ACTION ITEM -> Every line below that has "icon" in it should be copied.

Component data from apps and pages
------------------------------------------------------------
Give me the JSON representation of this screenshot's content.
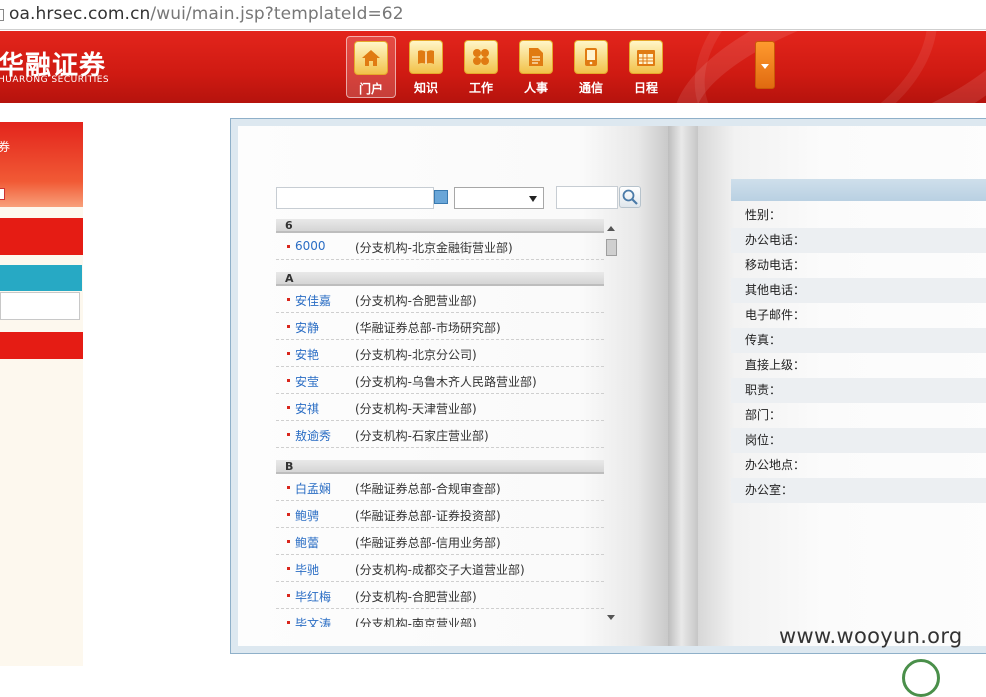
{
  "browser": {
    "url_host": "oa.hrsec.com.cn",
    "url_path": "/wui/main.jsp?templateId=62"
  },
  "header": {
    "logo_cn": "华融证券",
    "logo_en": "HUARONG SECURITIES",
    "nav": [
      {
        "label": "门户",
        "icon": "home-icon"
      },
      {
        "label": "知识",
        "icon": "book-icon"
      },
      {
        "label": "工作",
        "icon": "workflow-icon"
      },
      {
        "label": "人事",
        "icon": "document-icon"
      },
      {
        "label": "通信",
        "icon": "mobile-icon"
      },
      {
        "label": "日程",
        "icon": "calendar-icon"
      }
    ],
    "active_index": 0
  },
  "sidebar": {
    "top_text": "券"
  },
  "directory": {
    "search_value": "",
    "select_value": "",
    "groups": [
      {
        "letter": "6",
        "rows": [
          {
            "name": "6000",
            "dept": "(分支机构-北京金融街营业部)"
          }
        ]
      },
      {
        "letter": "A",
        "rows": [
          {
            "name": "安佳嘉",
            "dept": "(分支机构-合肥营业部)"
          },
          {
            "name": "安静",
            "dept": "(华融证券总部-市场研究部)"
          },
          {
            "name": "安艳",
            "dept": "(分支机构-北京分公司)"
          },
          {
            "name": "安莹",
            "dept": "(分支机构-乌鲁木齐人民路营业部)"
          },
          {
            "name": "安祺",
            "dept": "(分支机构-天津营业部)"
          },
          {
            "name": "敖逾秀",
            "dept": "(分支机构-石家庄营业部)"
          }
        ]
      },
      {
        "letter": "B",
        "rows": [
          {
            "name": "白孟娴",
            "dept": "(华融证券总部-合规审查部)"
          },
          {
            "name": "鲍骋",
            "dept": "(华融证券总部-证券投资部)"
          },
          {
            "name": "鲍蕾",
            "dept": "(华融证券总部-信用业务部)"
          },
          {
            "name": "毕驰",
            "dept": "(分支机构-成都交子大道营业部)"
          },
          {
            "name": "毕红梅",
            "dept": "(分支机构-合肥营业部)"
          },
          {
            "name": "毕文涛",
            "dept": "(分支机构-南京营业部)"
          }
        ]
      }
    ]
  },
  "detail": {
    "fields": [
      "性别：",
      "办公电话：",
      "移动电话：",
      "其他电话：",
      "电子邮件：",
      "传真：",
      "直接上级：",
      "职责：",
      "部门：",
      "岗位：",
      "办公地点：",
      "办公室："
    ]
  },
  "watermark": "www.wooyun.org"
}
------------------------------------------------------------
RESPONSE ->
        "icon": "home-icon"
        "icon": "book-icon"
        "icon": "workflow-icon"
        "icon": "document-icon"
        "icon": "mobile-icon"
        "icon": "calendar-icon"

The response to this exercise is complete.